While dried fruits may be a definite <a href="http://www.huffingtonpost.com/2012/02/28/fruit-chew-snacks-ingredients_n_1304369.html">step up from processed fruit snacks</a>, they are still sticky and high in sugar. That means they not only adhere to teeth easily, but the sugar feeds the bacteria in the mouth, which can promote dental erosion, notes Joy Dubost, Ph.D., R.D., a spokesperson for the American Academy of Nutrition and Dietetics. "I'm not saying don't eat them, but just brush your teeth afterward," Dubost says.

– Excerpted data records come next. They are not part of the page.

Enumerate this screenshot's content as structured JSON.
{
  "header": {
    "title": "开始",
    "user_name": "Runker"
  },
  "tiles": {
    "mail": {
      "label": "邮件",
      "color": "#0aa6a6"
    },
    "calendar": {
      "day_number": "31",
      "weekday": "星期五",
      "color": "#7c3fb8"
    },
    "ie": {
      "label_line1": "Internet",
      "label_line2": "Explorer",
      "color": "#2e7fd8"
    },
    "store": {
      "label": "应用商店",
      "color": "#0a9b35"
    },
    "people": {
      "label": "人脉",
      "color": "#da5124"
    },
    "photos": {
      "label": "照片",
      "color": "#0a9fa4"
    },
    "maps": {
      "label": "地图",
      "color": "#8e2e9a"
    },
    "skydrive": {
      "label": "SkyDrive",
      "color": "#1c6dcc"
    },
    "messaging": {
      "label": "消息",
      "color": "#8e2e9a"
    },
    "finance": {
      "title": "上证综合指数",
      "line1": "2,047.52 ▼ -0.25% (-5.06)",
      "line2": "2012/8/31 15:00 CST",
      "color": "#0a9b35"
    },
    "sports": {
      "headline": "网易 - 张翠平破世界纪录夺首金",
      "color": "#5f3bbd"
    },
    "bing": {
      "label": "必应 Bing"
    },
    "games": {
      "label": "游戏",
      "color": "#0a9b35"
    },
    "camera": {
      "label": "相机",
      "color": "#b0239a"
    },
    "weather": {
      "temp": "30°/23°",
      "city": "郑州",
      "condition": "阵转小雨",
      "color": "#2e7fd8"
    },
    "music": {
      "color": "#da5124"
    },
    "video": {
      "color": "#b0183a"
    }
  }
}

Messina adds that regular fresh fruits don't typically have this problem because -- even though they still have sugar -- chewing them up promotes saliva and they don't stick to the teeth. "Fruits are generally pretty safe because they're good for overall health <em>and</em> they're chewy, so your average fruit has some substance to it and we chew through it, causing us to salivate more," Messina says. "Saliva is a good thing because it has washing action and it's a nautral buffer [to] acid."
Sugary drinks, such as sodas and sports drinks, are especially bad for teeth when sipping for long periods of time. "If I have a soft drink or sports drink and I'm sipping it every 20 minutes, my teeth are getting bathed with a constant layer of acid," Messina says. "So sitting down and drinking it all at once, or with a meal, is better than snacking or sipping throughout a meal." For this reason, Dubost recommends that parents don't fill their kids' sippy cups with sugary drinks, since kids, whose teeth are still developing, tend to sip at those drinks over long periods of time.
For the same reason sipping on sodas all day is bad for teeth, hard candies aren't ideal for oral health, Dubost notes. These sweets pack a double whammy in that they not only stick to the teeth, but they also linger in the mouth for a long time as you wait for them to dissolve.
You may not realize it, but alcohol can be bad for the teeth, as it causes <a href="http://www.yalemedicalgroup.org/stw/Page.asp?PageID=STW001565">natural saliva production</a> to decrease, according to the Yale Medical Group. And again, saliva helps to wash away food particles and provides a buffer against acid. People who are alcoholics may <a href="http://www.thefix.com/content/sober-teeth?page=all">experience dental and gum disease</a> since "alcohol irritates all the soft tissue in the mouth and it decreases the amount of natural saliva," Dr. Parimal Nagjee, a dentist in Beverly Hills, <a href="http://www.thefix.com/content/sober-teeth?page=all">told The Fix</a>. "In terms of the tissue, the skin of the mouth is very delicate and the alcohol is corrosive to the gums, cheeks and skin. It can affect the way the tissue cells divide, which is why people who drink heavily have a greater chance of getting mouth or throat cancer.”
Foods high in acid, such as citrus or tomatoes, can promote tooth decay, especially when eaten alone, Dubost notes. But these foods are fine to eat so long as you flush your mouth with water after consuming them in order to buffer the acid. Citrus not only has acid, but also sugar -- and people who have a habit of sucking on lemons or limes are actually harmfully bathing their teeth in acid, Messina says. "If you look in their mouths, their teeth have a shiny, glossy surface -- that's from constant bathing with the acids," he says. "They will have almost a peculiar look in that you'll see it on the front surfaces of their teeth, but not the back sides of the lower front teeth because those are under the tongue -- and the tongue protects the surface of teeth."
Starchy foods, such as potato chips and white bread, easily get trapped in teeth, which can then <a href="http://www.yalemedicalgroup.org/stw/Page.asp?PageID=STW001565">feed the bacteria</a> that make up plaque, according to the Yale Medical Group.
Not only do drinks like coffee and tea stain the teeth, they also make the teeth stickier -- meaning more food particles can latch on, Messina says.
Worst Foods For Your Teeth
Dr. Gore recalls the food and beverages with the most harmful effects on your teeth.